Our Secular Theodicy

I live in Berkeley, one of the most religious cities in America. Its churches are being converted into mosques and Buddhist temples, but its one true faith endures. A popular yard sign states its creed: “In This House, We Believe: Black Lives Matter, Women’s Rights are Human Rights, No . . . . Continue Reading »

You Can Say That

While I was talking with our longtime contributor Hadley Arkes this month, he quoted a statement that I haven’t been able to get out of my head: “One man’s vulgarity is another’s lyric.” It’s a simple maxim, easy to remember, with balance and brevity plus the air of a schoolmarm’s . . . . Continue Reading »

Döllinger’s Unquiet Grave

The Pope and the Professor:  Pius IX, Ignaz von Döllinger, and the Quandary of the Modern Age by thomas howardoxford, 312 pages, $45 John Henry Newman aside, Ignaz von Döllinger (1799–1890) was the greatest Catholic theologian of the nineteenth century. He came of age amid a golden . . . . Continue Reading »

Politics After Liberalism

The Politics of Virtue: Post-Liberalism and the Human Futureby john milbank and adrian pabstrowman and littlefield, 418 pages, $39.95 Among the ideas that compete to determine the world’s future, one can count Catholicism, Islam, and (until recently) Marxism. But only one is dominant, . . . . Continue Reading »

Liberal Tradition, Yes; Liberal Ideology, No
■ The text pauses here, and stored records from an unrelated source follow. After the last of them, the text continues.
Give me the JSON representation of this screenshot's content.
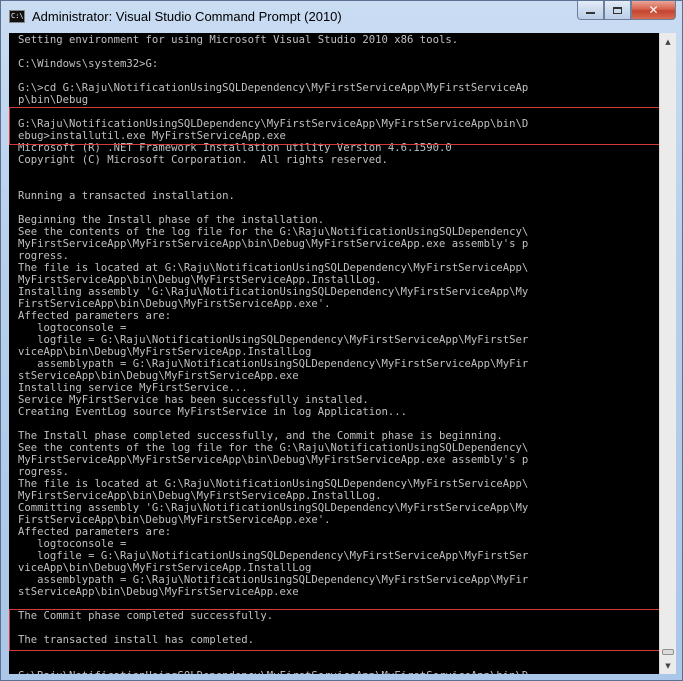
{
  "window": {
    "icon_text": "C:\\",
    "title": "Administrator: Visual Studio Command Prompt (2010)",
    "minimize_glyph": "—",
    "maximize_glyph": "▢",
    "close_glyph": "✕"
  },
  "scrollbar": {
    "up_glyph": "▲",
    "down_glyph": "▼"
  },
  "console": {
    "background": "#000000",
    "text_color": "#c0c0c0",
    "highlight_color": "#d33a3a",
    "lines": [
      "Setting environment for using Microsoft Visual Studio 2010 x86 tools.",
      "",
      "C:\\Windows\\system32>G:",
      "",
      "G:\\>cd G:\\Raju\\NotificationUsingSQLDependency\\MyFirstServiceApp\\MyFirstServiceAp",
      "p\\bin\\Debug",
      "",
      "G:\\Raju\\NotificationUsingSQLDependency\\MyFirstServiceApp\\MyFirstServiceApp\\bin\\D",
      "ebug>installutil.exe MyFirstServiceApp.exe",
      "Microsoft (R) .NET Framework Installation utility Version 4.6.1590.0",
      "Copyright (C) Microsoft Corporation.  All rights reserved.",
      "",
      "",
      "Running a transacted installation.",
      "",
      "Beginning the Install phase of the installation.",
      "See the contents of the log file for the G:\\Raju\\NotificationUsingSQLDependency\\",
      "MyFirstServiceApp\\MyFirstServiceApp\\bin\\Debug\\MyFirstServiceApp.exe assembly's p",
      "rogress.",
      "The file is located at G:\\Raju\\NotificationUsingSQLDependency\\MyFirstServiceApp\\",
      "MyFirstServiceApp\\bin\\Debug\\MyFirstServiceApp.InstallLog.",
      "Installing assembly 'G:\\Raju\\NotificationUsingSQLDependency\\MyFirstServiceApp\\My",
      "FirstServiceApp\\bin\\Debug\\MyFirstServiceApp.exe'.",
      "Affected parameters are:",
      "   logtoconsole =",
      "   logfile = G:\\Raju\\NotificationUsingSQLDependency\\MyFirstServiceApp\\MyFirstSer",
      "viceApp\\bin\\Debug\\MyFirstServiceApp.InstallLog",
      "   assemblypath = G:\\Raju\\NotificationUsingSQLDependency\\MyFirstServiceApp\\MyFir",
      "stServiceApp\\bin\\Debug\\MyFirstServiceApp.exe",
      "Installing service MyFirstService...",
      "Service MyFirstService has been successfully installed.",
      "Creating EventLog source MyFirstService in log Application...",
      "",
      "The Install phase completed successfully, and the Commit phase is beginning.",
      "See the contents of the log file for the G:\\Raju\\NotificationUsingSQLDependency\\",
      "MyFirstServiceApp\\MyFirstServiceApp\\bin\\Debug\\MyFirstServiceApp.exe assembly's p",
      "rogress.",
      "The file is located at G:\\Raju\\NotificationUsingSQLDependency\\MyFirstServiceApp\\",
      "MyFirstServiceApp\\bin\\Debug\\MyFirstServiceApp.InstallLog.",
      "Committing assembly 'G:\\Raju\\NotificationUsingSQLDependency\\MyFirstServiceApp\\My",
      "FirstServiceApp\\bin\\Debug\\MyFirstServiceApp.exe'.",
      "Affected parameters are:",
      "   logtoconsole =",
      "   logfile = G:\\Raju\\NotificationUsingSQLDependency\\MyFirstServiceApp\\MyFirstSer",
      "viceApp\\bin\\Debug\\MyFirstServiceApp.InstallLog",
      "   assemblypath = G:\\Raju\\NotificationUsingSQLDependency\\MyFirstServiceApp\\MyFir",
      "stServiceApp\\bin\\Debug\\MyFirstServiceApp.exe",
      "",
      "The Commit phase completed successfully.",
      "",
      "The transacted install has completed.",
      "",
      "",
      "G:\\Raju\\NotificationUsingSQLDependency\\MyFirstServiceApp\\MyFirstServiceApp\\bin\\D"
    ]
  }
}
There are rumors of economic and political heresy at First Things. My reassessment of Michael Novak’s Spirit of Democratic Capitalism earlier this year raised suspicions that I’m guiding the journal in an “anti-capitalist” direction. Some say the magazine flirts with . . . . Continue Reading »

A Christian Strategy

The problem is the relentless aggression of liberalism, driven by an internal mechanism that causes ever more radical demands for political conformism, particularly targeting the Church. The solution is an equally radical form of strategic flexibility on the part of the Church, which must stand . . . . Continue Reading »